Do you want to ...
- Learn about existing and emerging fly models of disease?
- Identify potential collaborators in the Drosophila community?
- Understand how research focused on one tiny fly can help us understand the cellular mechanisms of human disease and develop new treatment approaches?
- Gain an expert understanding of how the work of fly biologists might impact health strategies relevant to disease vectors like mosquitoes?
The blog is freely accessible online. Comments or questions are welcome. Please note, however, that the blog is not meant as a venue for marketing promotion. In addition, mention of a specific research paper or finding should not be taken as an endorsement or verification of the validity of results.
Planned recurring features include posting of review articles, seminal articles from the past literature, and relevant breaking reports, as well as original text summaries and challenge questions from experts in particular disease-related fields.
We will also make an effort to highlight resources available for the identification and molecular genetic study of fly orthologs of disease-related genes.
The blog founder is the Director of the DRSC. She is most aware of resources related to the DRSC, including TRiP fly stocks. This is likely to bias the content of the blog.

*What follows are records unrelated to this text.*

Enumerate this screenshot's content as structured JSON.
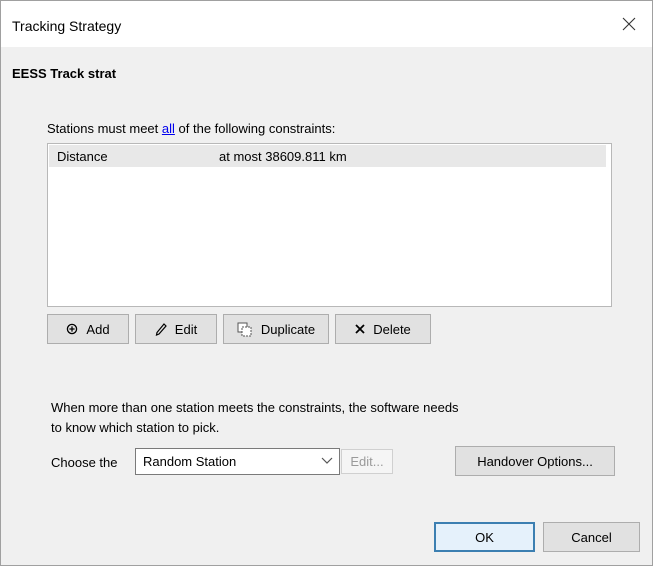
{
  "window": {
    "title": "Tracking Strategy",
    "close_icon": "close-icon"
  },
  "strategy_name": "EESS Track strat",
  "constraints": {
    "label_before": "Stations must meet ",
    "label_link": "all",
    "label_after": " of the following constraints:",
    "rows": [
      {
        "name": "Distance",
        "condition": "at most 38609.811 km"
      }
    ]
  },
  "list_actions": {
    "add": {
      "label": "Add",
      "icon": "plus-icon"
    },
    "edit": {
      "label": "Edit",
      "icon": "pencil-icon"
    },
    "duplicate": {
      "label": "Duplicate",
      "icon": "duplicate-icon"
    },
    "delete": {
      "label": "Delete",
      "icon": "x-icon"
    }
  },
  "selection": {
    "line1": "When more than one station meets the constraints, the software needs",
    "line2": "to know which station to pick.",
    "choose_label": "Choose the",
    "selected": "Random Station",
    "edit_label": "Edit...",
    "handover_label": "Handover Options..."
  },
  "footer": {
    "ok_label": "OK",
    "cancel_label": "Cancel"
  },
  "colors": {
    "link": "#0000ee",
    "default_border": "#3c7fb1",
    "row_highlight": "#e8e8e8"
  }
}
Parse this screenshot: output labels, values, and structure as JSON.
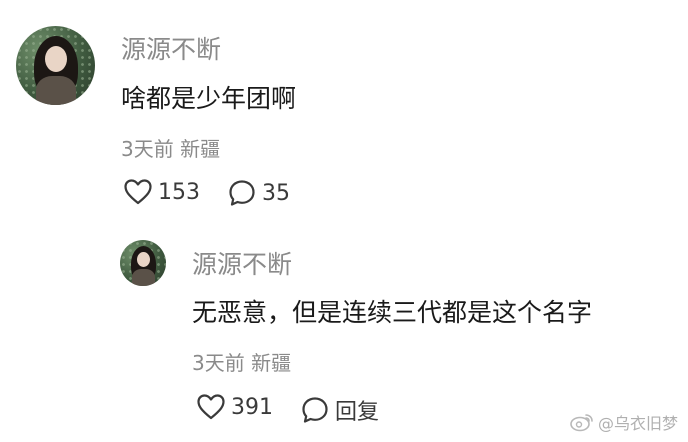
{
  "comment": {
    "username": "源源不断",
    "text": "啥都是少年团啊",
    "meta": "3天前 新疆",
    "likes": "153",
    "replies": "35"
  },
  "reply": {
    "username": "源源不断",
    "text": "无恶意，但是连续三代都是这个名字",
    "meta": "3天前 新疆",
    "likes": "391",
    "reply_label": "回复"
  },
  "watermark": {
    "text": "@乌衣旧梦"
  },
  "icons": {
    "like": "heart-icon",
    "comment": "comment-bubble-icon",
    "weibo": "weibo-logo-icon"
  },
  "colors": {
    "username": "#8a8a8a",
    "text": "#1a1a1a",
    "meta": "#8a8a8a"
  }
}
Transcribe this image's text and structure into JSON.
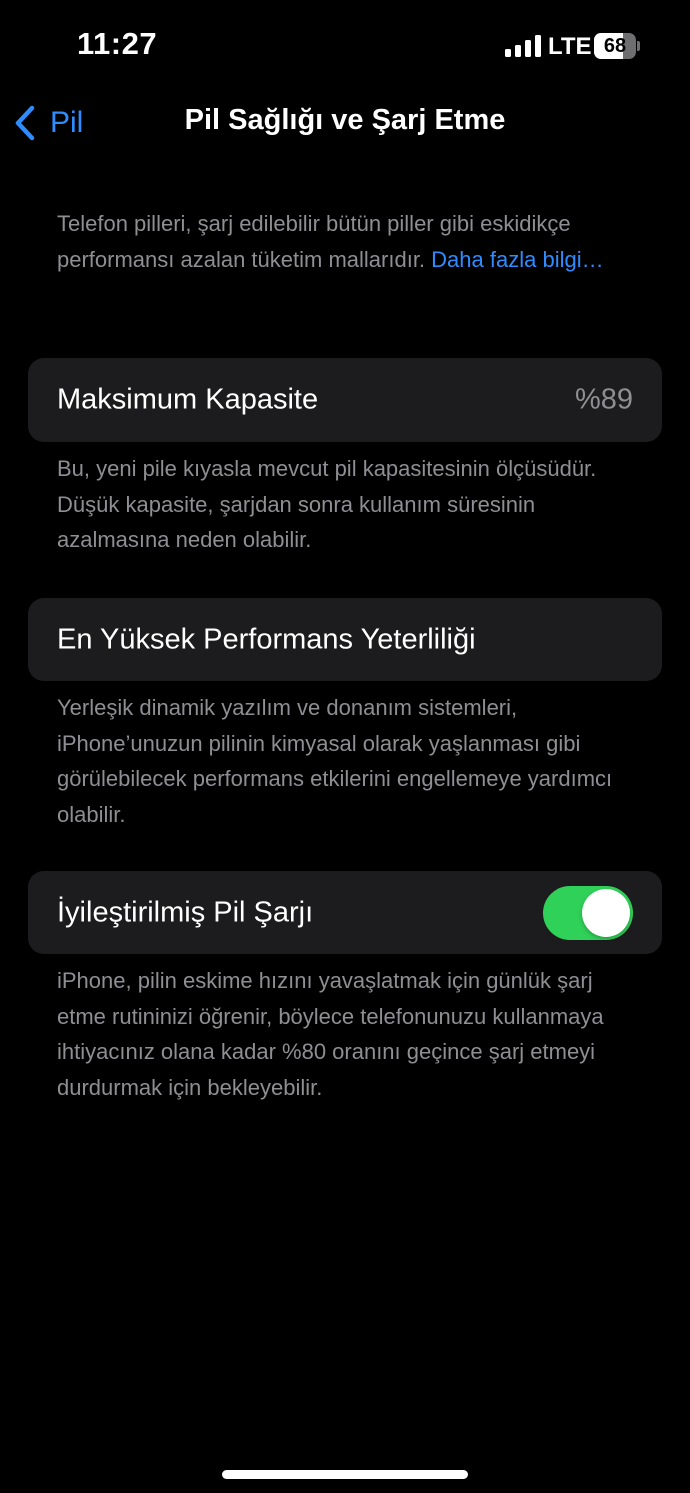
{
  "status_bar": {
    "time": "11:27",
    "network": "LTE",
    "battery_level": "68",
    "battery_fraction": 0.68
  },
  "nav": {
    "back_label": "Pil",
    "title": "Pil Sağlığı ve Şarj Etme"
  },
  "intro": {
    "text": "Telefon pilleri, şarj edilebilir bütün piller gibi eskidikçe performansı azalan tüketim mallarıdır.",
    "link": "Daha fazla bilgi…"
  },
  "max_capacity": {
    "label": "Maksimum Kapasite",
    "value": "%89",
    "footnote": "Bu, yeni pile kıyasla mevcut pil kapasitesinin ölçüsüdür. Düşük kapasite, şarjdan sonra kullanım süresinin azalmasına neden olabilir."
  },
  "peak_performance": {
    "label": "En Yüksek Performans Yeterliliği",
    "footnote": "Yerleşik dinamik yazılım ve donanım sistemleri, iPhone’unuzun pilinin kimyasal olarak yaşlanması gibi görülebilecek performans etkilerini engellemeye yardımcı olabilir."
  },
  "optimized_charging": {
    "label": "İyileştirilmiş Pil Şarjı",
    "enabled": true,
    "footnote": "iPhone, pilin eskime hızını yavaşlatmak için günlük şarj etme rutininizi öğrenir, böylece telefonunuzu kullanmaya ihtiyacınız olana kadar %80 oranını geçince şarj etmeyi durdurmak için bekleyebilir."
  },
  "colors": {
    "accent": "#2f8cff",
    "toggle_on": "#30d158",
    "card_bg": "#1c1c1e",
    "secondary_text": "#8e8e93"
  }
}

However, we will try not to let that get out of hand, and we encourage anyone with relevant resources to make us aware so we can use this forum broadcast information about any relevant resources to the community.
Please see About the Authors for more information on how to contribute and what we're looking for.
About the design. The design of the blog was inspired by two iconic images: the classic image of the Drosophila karyotype and the "star of life" image associated with the medical field (in particular, EMTs). The image is meant to evoke the rich historical foundation of Drosophila research; the critical need for new understandings and treatments for human diseases, as well as for new approaches to disease vector eradication and other blocks to disease transmission; and the hope to rush relevant discoveries from the fly field to more translational labs to accelerate progress. The image is an original design by S. Mohr. All rights reserved.